Work order: If a line in the entries contains the word "value", list it.
+++ Supplied records +++
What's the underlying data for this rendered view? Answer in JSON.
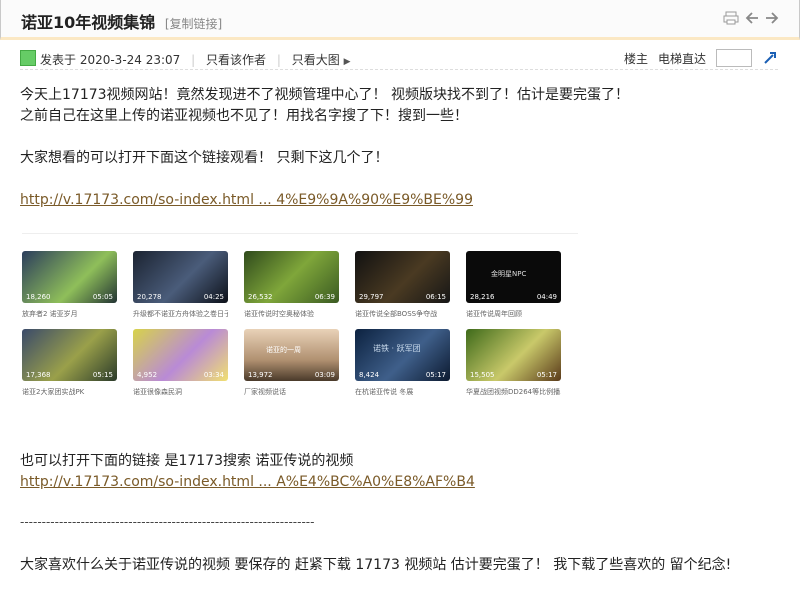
{
  "header": {
    "title": "诺亚10年视频集锦",
    "copy_link": "[复制链接]"
  },
  "post": {
    "posted_at": "发表于 2020-3-24 23:07",
    "only_author": "只看该作者",
    "only_images": "只看大图",
    "owner": "楼主",
    "floor_jump": "电梯直达"
  },
  "content": {
    "p1": "今天上17173视频网站！竟然发现进不了视频管理中心了！ 视频版块找不到了！估计是要完蛋了！",
    "p2": "之前自己在这里上传的诺亚视频也不见了！用找名字搜了下！搜到一些！",
    "p3": "大家想看的可以打开下面这个链接观看！ 只剩下这几个了！",
    "link1": "http://v.17173.com/so-index.html ... 4%E9%9A%90%E9%BE%99",
    "p4": "也可以打开下面的链接  是17173搜索 诺亚传说的视频",
    "link2": "http://v.17173.com/so-index.html ... A%E4%BC%A0%E8%AF%B4",
    "divider": "--------------------------------------------------------------------",
    "p5": "大家喜欢什么关于诺亚传说的视频 要保存的 赶紧下载 17173 视频站 估计要完蛋了！ 我下载了些喜欢的 留个纪念!"
  },
  "videos": [
    {
      "views": "18,260",
      "duration": "05:05",
      "title": "放弃者2 诺亚岁月"
    },
    {
      "views": "20,278",
      "duration": "04:25",
      "title": "升级都不诺亚方舟体验之卷日子"
    },
    {
      "views": "26,532",
      "duration": "06:39",
      "title": "诺亚传说时空奥秘体验"
    },
    {
      "views": "29,797",
      "duration": "06:15",
      "title": "诺亚传说全部BOSS争夺战"
    },
    {
      "views": "28,216",
      "duration": "04:49",
      "title": "诺亚传说周年回顾",
      "overlay": "金明星NPC"
    },
    {
      "views": "17,368",
      "duration": "05:15",
      "title": "诺亚2大家团实战PK"
    },
    {
      "views": "4,952",
      "duration": "03:34",
      "title": "诺亚很像森民洞"
    },
    {
      "views": "13,972",
      "duration": "03:09",
      "title": "厂家视频说话",
      "overlay": "诺亚的一周"
    },
    {
      "views": "8,424",
      "duration": "05:17",
      "title": "在杭诺亚传说 冬展",
      "overlay": "诺铁 · 跃军团"
    },
    {
      "views": "15,505",
      "duration": "05:17",
      "title": "华夏战团视频DD264等比例播..."
    }
  ]
}
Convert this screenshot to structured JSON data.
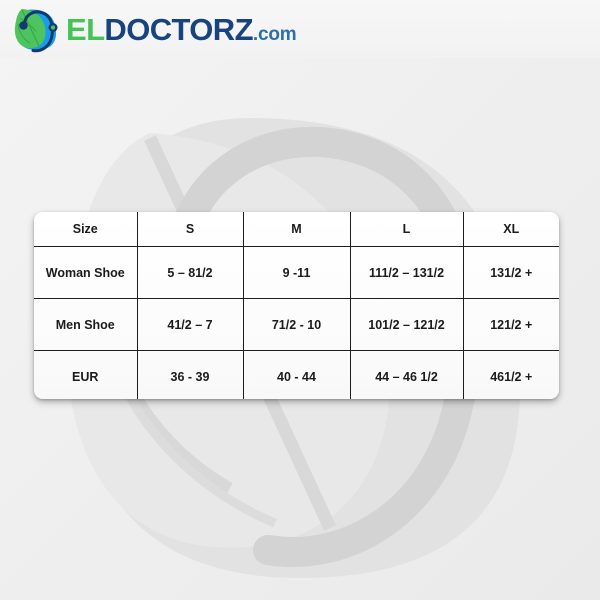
{
  "brand": {
    "logo_icon": "leaf-stethoscope-icon",
    "text_part1": "EL",
    "text_part2": "DOCTORZ",
    "text_part3": ".com",
    "color_green": "#45c356",
    "color_navy": "#17447f",
    "color_blue": "#2f6fa8"
  },
  "background": {
    "watermark_icon": "leaf-stethoscope-watermark",
    "base_color": "#efefef",
    "watermark_color": "#dcdcdc"
  },
  "size_table": {
    "headers": [
      "Size",
      "S",
      "M",
      "L",
      "XL"
    ],
    "rows": [
      {
        "label": "Woman Shoe",
        "s": "5 – 81/2",
        "m": "9 -11",
        "l": "111/2 – 131/2",
        "xl": "131/2 +"
      },
      {
        "label": "Men Shoe",
        "s": "41/2 – 7",
        "m": "71/2 - 10",
        "l": "101/2 – 121/2",
        "xl": "121/2 +"
      },
      {
        "label": "EUR",
        "s": "36 - 39",
        "m": "40 - 44",
        "l": "44 – 46 1/2",
        "xl": "461/2 +"
      }
    ]
  }
}
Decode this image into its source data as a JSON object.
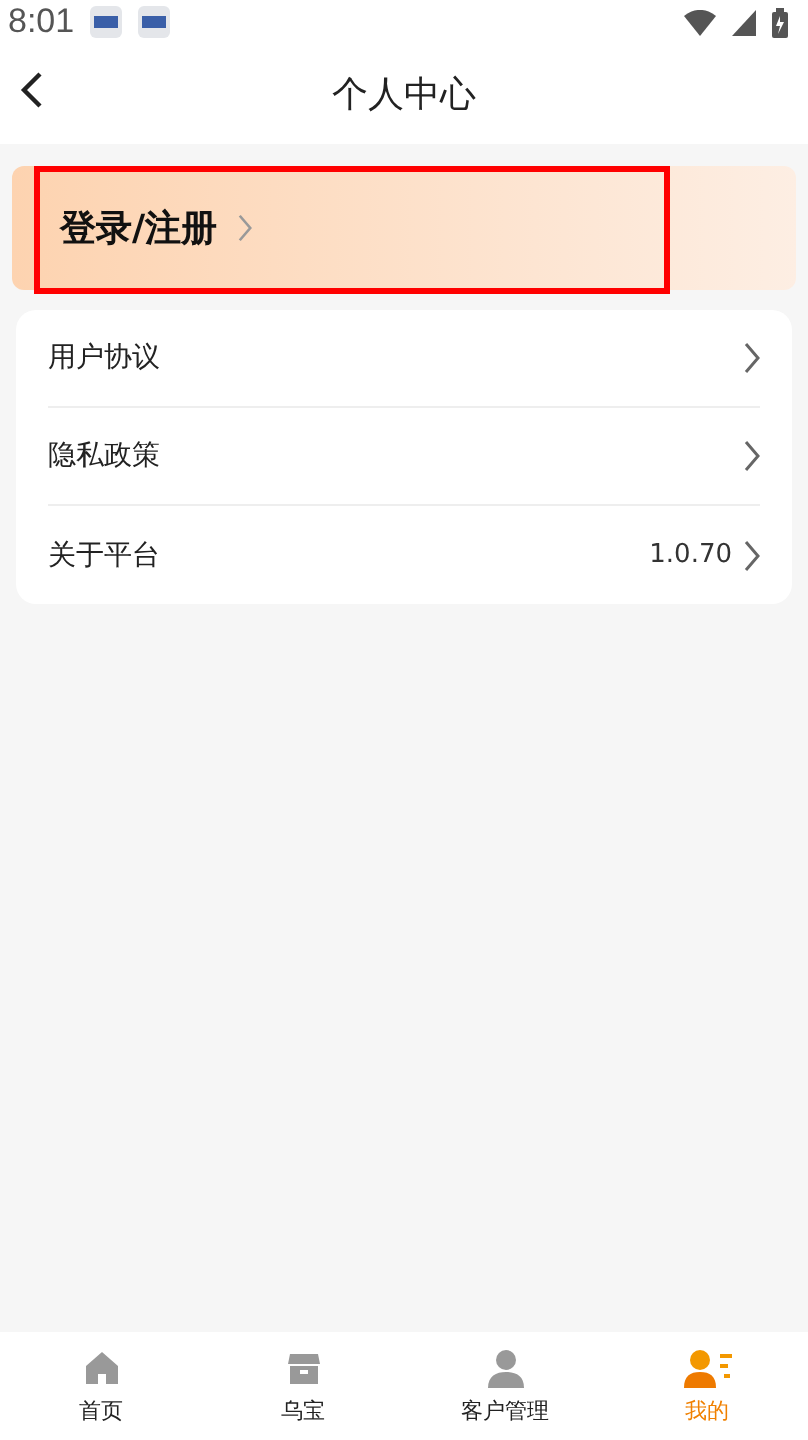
{
  "status_bar": {
    "time": "8:01"
  },
  "header": {
    "title": "个人中心"
  },
  "login": {
    "label": "登录/注册",
    "highlighted": true
  },
  "menu": [
    {
      "label": "用户协议"
    },
    {
      "label": "隐私政策"
    },
    {
      "label": "关于平台",
      "value": "1.0.70"
    }
  ],
  "tabs": [
    {
      "label": "首页",
      "kind": "home",
      "selected": false
    },
    {
      "label": "乌宝",
      "kind": "shop",
      "selected": false
    },
    {
      "label": "客户管理",
      "kind": "person",
      "selected": false
    },
    {
      "label": "我的",
      "kind": "profile",
      "selected": true
    }
  ]
}
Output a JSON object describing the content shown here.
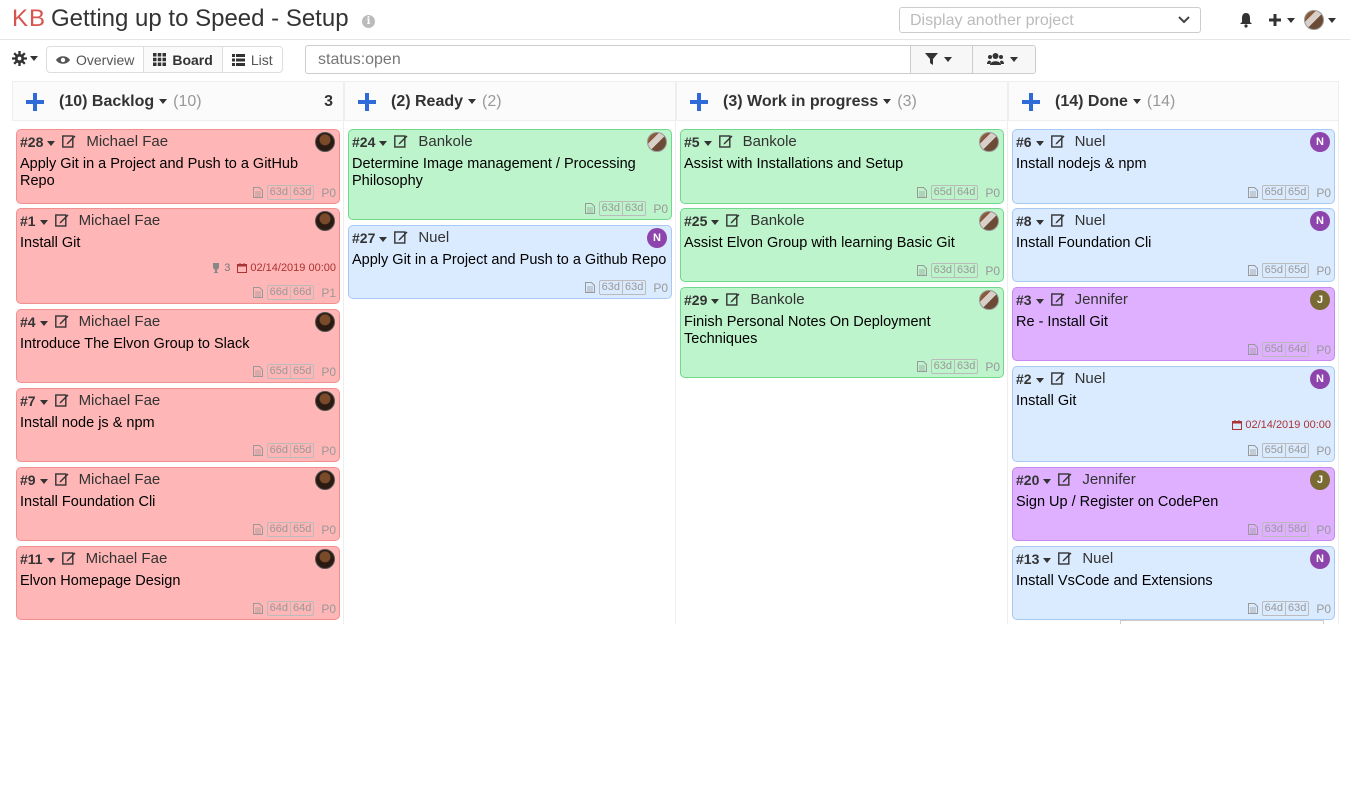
{
  "header": {
    "logo": "KB",
    "title": "Getting up to Speed - Setup",
    "project_select_placeholder": "Display another project"
  },
  "toolbar": {
    "views": [
      "Overview",
      "Board",
      "List"
    ],
    "active_view": "Board",
    "search_query": "status:open"
  },
  "columns": [
    {
      "name": "(10) Backlog",
      "count": "(10)",
      "limit": "3",
      "cards": [
        {
          "id": "#28",
          "owner": "Michael Fae",
          "title": "Apply Git in a Project and Push to a GitHub Repo",
          "ages": [
            "63d",
            "63d"
          ],
          "priority": "P0",
          "color": "red",
          "avatar": "photo"
        },
        {
          "id": "#1",
          "owner": "Michael Fae",
          "title": "Install Git",
          "score": "3",
          "due": "02/14/2019 00:00",
          "ages": [
            "66d",
            "66d"
          ],
          "priority": "P1",
          "color": "red",
          "avatar": "photo"
        },
        {
          "id": "#4",
          "owner": "Michael Fae",
          "title": "Introduce The Elvon Group to Slack",
          "ages": [
            "65d",
            "65d"
          ],
          "priority": "P0",
          "color": "red",
          "avatar": "photo"
        },
        {
          "id": "#7",
          "owner": "Michael Fae",
          "title": "Install node js & npm",
          "ages": [
            "66d",
            "65d"
          ],
          "priority": "P0",
          "color": "red",
          "avatar": "photo"
        },
        {
          "id": "#9",
          "owner": "Michael Fae",
          "title": "Install Foundation Cli",
          "ages": [
            "66d",
            "65d"
          ],
          "priority": "P0",
          "color": "red",
          "avatar": "photo"
        },
        {
          "id": "#11",
          "owner": "Michael Fae",
          "title": "Elvon Homepage Design",
          "ages": [
            "64d",
            "64d"
          ],
          "priority": "P0",
          "color": "red",
          "avatar": "photo"
        }
      ]
    },
    {
      "name": "(2) Ready",
      "count": "(2)",
      "limit": "",
      "cards": [
        {
          "id": "#24",
          "owner": "Bankole",
          "title": "Determine Image management / Processing Philosophy",
          "ages": [
            "63d",
            "63d"
          ],
          "priority": "P0",
          "color": "green",
          "avatar": "bank"
        },
        {
          "id": "#27",
          "owner": "Nuel",
          "title": "Apply Git in a Project and Push to a Github Repo",
          "ages": [
            "63d",
            "63d"
          ],
          "priority": "P0",
          "color": "blue",
          "avatar": "N"
        }
      ]
    },
    {
      "name": "(3) Work in progress",
      "count": "(3)",
      "limit": "",
      "cards": [
        {
          "id": "#5",
          "owner": "Bankole",
          "title": "Assist with Installations and Setup",
          "ages": [
            "65d",
            "64d"
          ],
          "priority": "P0",
          "color": "green",
          "avatar": "bank"
        },
        {
          "id": "#25",
          "owner": "Bankole",
          "title": "Assist Elvon Group with learning Basic Git",
          "ages": [
            "63d",
            "63d"
          ],
          "priority": "P0",
          "color": "green",
          "avatar": "bank"
        },
        {
          "id": "#29",
          "owner": "Bankole",
          "title": "Finish Personal Notes On Deployment Techniques",
          "ages": [
            "63d",
            "63d"
          ],
          "priority": "P0",
          "color": "green",
          "avatar": "bank"
        }
      ]
    },
    {
      "name": "(14) Done",
      "count": "(14)",
      "limit": "",
      "cards": [
        {
          "id": "#6",
          "owner": "Nuel",
          "title": "Install nodejs & npm",
          "ages": [
            "65d",
            "65d"
          ],
          "priority": "P0",
          "color": "blue",
          "avatar": "N"
        },
        {
          "id": "#8",
          "owner": "Nuel",
          "title": "Install Foundation Cli",
          "ages": [
            "65d",
            "65d"
          ],
          "priority": "P0",
          "color": "blue",
          "avatar": "N"
        },
        {
          "id": "#3",
          "owner": "Jennifer",
          "title": "Re - Install Git",
          "ages": [
            "65d",
            "64d"
          ],
          "priority": "P0",
          "color": "purple",
          "avatar": "J"
        },
        {
          "id": "#2",
          "owner": "Nuel",
          "title": "Install Git",
          "due": "02/14/2019 00:00",
          "ages": [
            "65d",
            "64d"
          ],
          "priority": "P0",
          "color": "blue",
          "avatar": "N"
        },
        {
          "id": "#20",
          "owner": "Jennifer",
          "title": "Sign Up / Register on CodePen",
          "ages": [
            "63d",
            "58d"
          ],
          "priority": "P0",
          "color": "purple",
          "avatar": "J"
        },
        {
          "id": "#13",
          "owner": "Nuel",
          "title": "Install VsCode and Extensions",
          "ages": [
            "64d",
            "63d"
          ],
          "priority": "P0",
          "color": "blue",
          "avatar": "N"
        }
      ]
    }
  ]
}
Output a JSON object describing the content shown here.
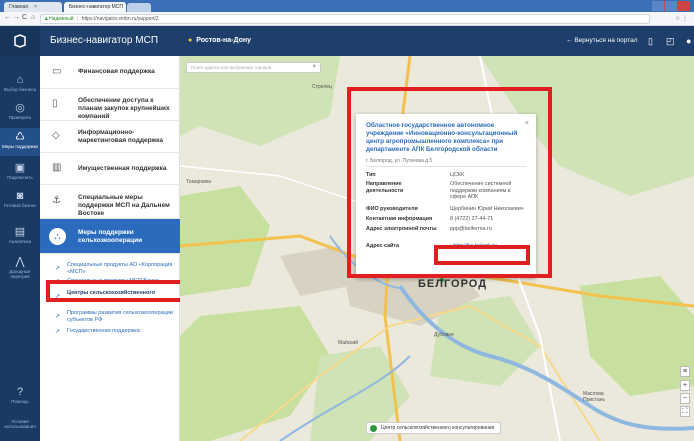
{
  "browser": {
    "tabs": [
      {
        "label": "Главная"
      },
      {
        "label": "Бизнес-навигатор МСП"
      }
    ],
    "url_secure": "Надежный",
    "url": "https://navigator.smbn.ru/support/2"
  },
  "header": {
    "title": "Бизнес-навигатор МСП",
    "region": "Ростов-на-Дону",
    "back_label": "Вернуться на портал"
  },
  "rail": [
    {
      "label": "Выбор бизнеса"
    },
    {
      "label": "Проверить"
    },
    {
      "label": "Меры поддержки"
    },
    {
      "label": "Подключить"
    },
    {
      "label": "Готовый бизнес"
    },
    {
      "label": "Аналитика"
    },
    {
      "label": "Доходные перегрев"
    },
    {
      "label": "Помощь"
    },
    {
      "label": "Условия использования"
    }
  ],
  "menu": {
    "items": [
      {
        "label": "Финансовая поддержка"
      },
      {
        "label": "Обеспечение доступа к планам закупок крупнейших компаний"
      },
      {
        "label": "Информационно-маркетинговая поддержка"
      },
      {
        "label": "Имущественная поддержка"
      },
      {
        "label": "Специальные меры поддержки МСП на Дальнем Востоке"
      },
      {
        "label": "Меры поддержки сельхозкооперации"
      }
    ],
    "sub": [
      {
        "label": "Специальные продукты АО «Корпорация «МСП»"
      },
      {
        "label": "Специальные продукты МСП Банка"
      },
      {
        "label": "Центры сельскохозяйственного консультирования"
      },
      {
        "label": "Программы развития сельхозкооперации субъектов РФ"
      },
      {
        "label": "Государственная поддержка"
      }
    ]
  },
  "map": {
    "search_placeholder": "Поиск адреса или выбранных городов",
    "city": "БЕЛГОРОД",
    "labels": [
      "Стрелец",
      "Томаровка",
      "Майский",
      "Дубовое",
      "Маслова Пристань"
    ],
    "legend": "Центр сельскохозяйственного консультирования"
  },
  "popup": {
    "title": "Областное государственное автономное учреждение «Инновационно-консультационный центр агропромышленного комплекса» при департаменте АПК Белгородской области",
    "address": "г. Белгород, ул. Пугачева д.5",
    "rows": [
      {
        "key": "Тип",
        "value": "ЦСКК"
      },
      {
        "key": "Направление деятельности",
        "value": "Обеспечение системной поддержки компаниям в сфере АПК"
      },
      {
        "key": "ФИО руководителя",
        "value": "Щербинин Юрий Николаевич"
      },
      {
        "key": "Контактная информация",
        "value": "8 (4722) 27-44-71"
      },
      {
        "key": "Адрес электронной почты",
        "value": "ppp@belferma.ru"
      },
      {
        "key": "Адрес сайта",
        "value": "http://ikc.belapk.ru"
      }
    ]
  },
  "colors": {
    "header": "#1e3f6b",
    "rail": "#183a63",
    "accent": "#2a6bbd",
    "highlight": "#e02020"
  }
}
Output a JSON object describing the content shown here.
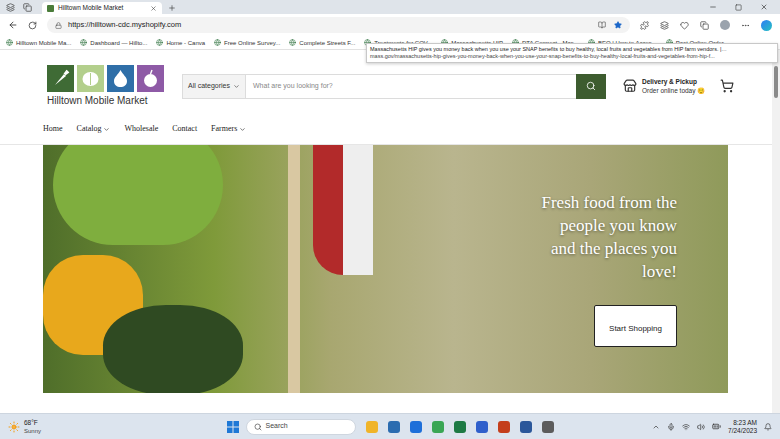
{
  "browser": {
    "tab": {
      "title": "Hilltown Mobile Market",
      "selected": true
    },
    "url": "https://hilltown-cdc.myshopify.com",
    "bookmarks": [
      "Hilltown Mobile Ma...",
      "Dashboard — Hillto...",
      "Home - Canva",
      "Free Online Survey...",
      "Complete Streets F...",
      "Treatments for COV...",
      "Massachusetts HIP",
      "DTA Connect - Mas...",
      "BEO | How to Acces...",
      "Past Online Order..."
    ],
    "tooltip": {
      "text": "Massachusetts HIP gives you money back when you use your SNAP benefits to buy healthy, local fruits and vegetables from HIP farm vendors. |…",
      "url": "mass.gov/massachusetts-hip-gives-you-money-back-when-you-use-your-snap-benefits-to-buy-healthy-local-fruits-and-vegetables-from-hip-f..."
    }
  },
  "site": {
    "logo": "Hilltown Mobile Market",
    "search": {
      "category": "All categories",
      "placeholder": "What are you looking for?"
    },
    "delivery": {
      "title": "Delivery & Pickup",
      "subtitle": "Order online today 😊"
    },
    "nav": [
      {
        "label": "Home",
        "dropdown": false
      },
      {
        "label": "Catalog",
        "dropdown": true
      },
      {
        "label": "Wholesale",
        "dropdown": false
      },
      {
        "label": "Contact",
        "dropdown": false
      },
      {
        "label": "Farmers",
        "dropdown": true
      }
    ],
    "hero": {
      "headline_lines": [
        "Fresh food from the",
        "people you know",
        "and the places you",
        "love!"
      ],
      "button": "Start Shopping"
    }
  },
  "taskbar": {
    "weather": {
      "temp": "68°F",
      "condition": "Sunny"
    },
    "search": "Search",
    "time": "8:23 AM",
    "date": "7/24/2023"
  }
}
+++
Result of the exercise:
      "value": "1.0.70"
        "value": "ЦСКК"
        "value": "Обеспечение системной поддержки компаниям в сфере АПК"
        "value": "Щербинин Юрий Николаевич"
        "value": "8 (4722) 27-44-71"
        "value": "ppp@belferma.ru"
        "value": "http://ikc.belapk.ru"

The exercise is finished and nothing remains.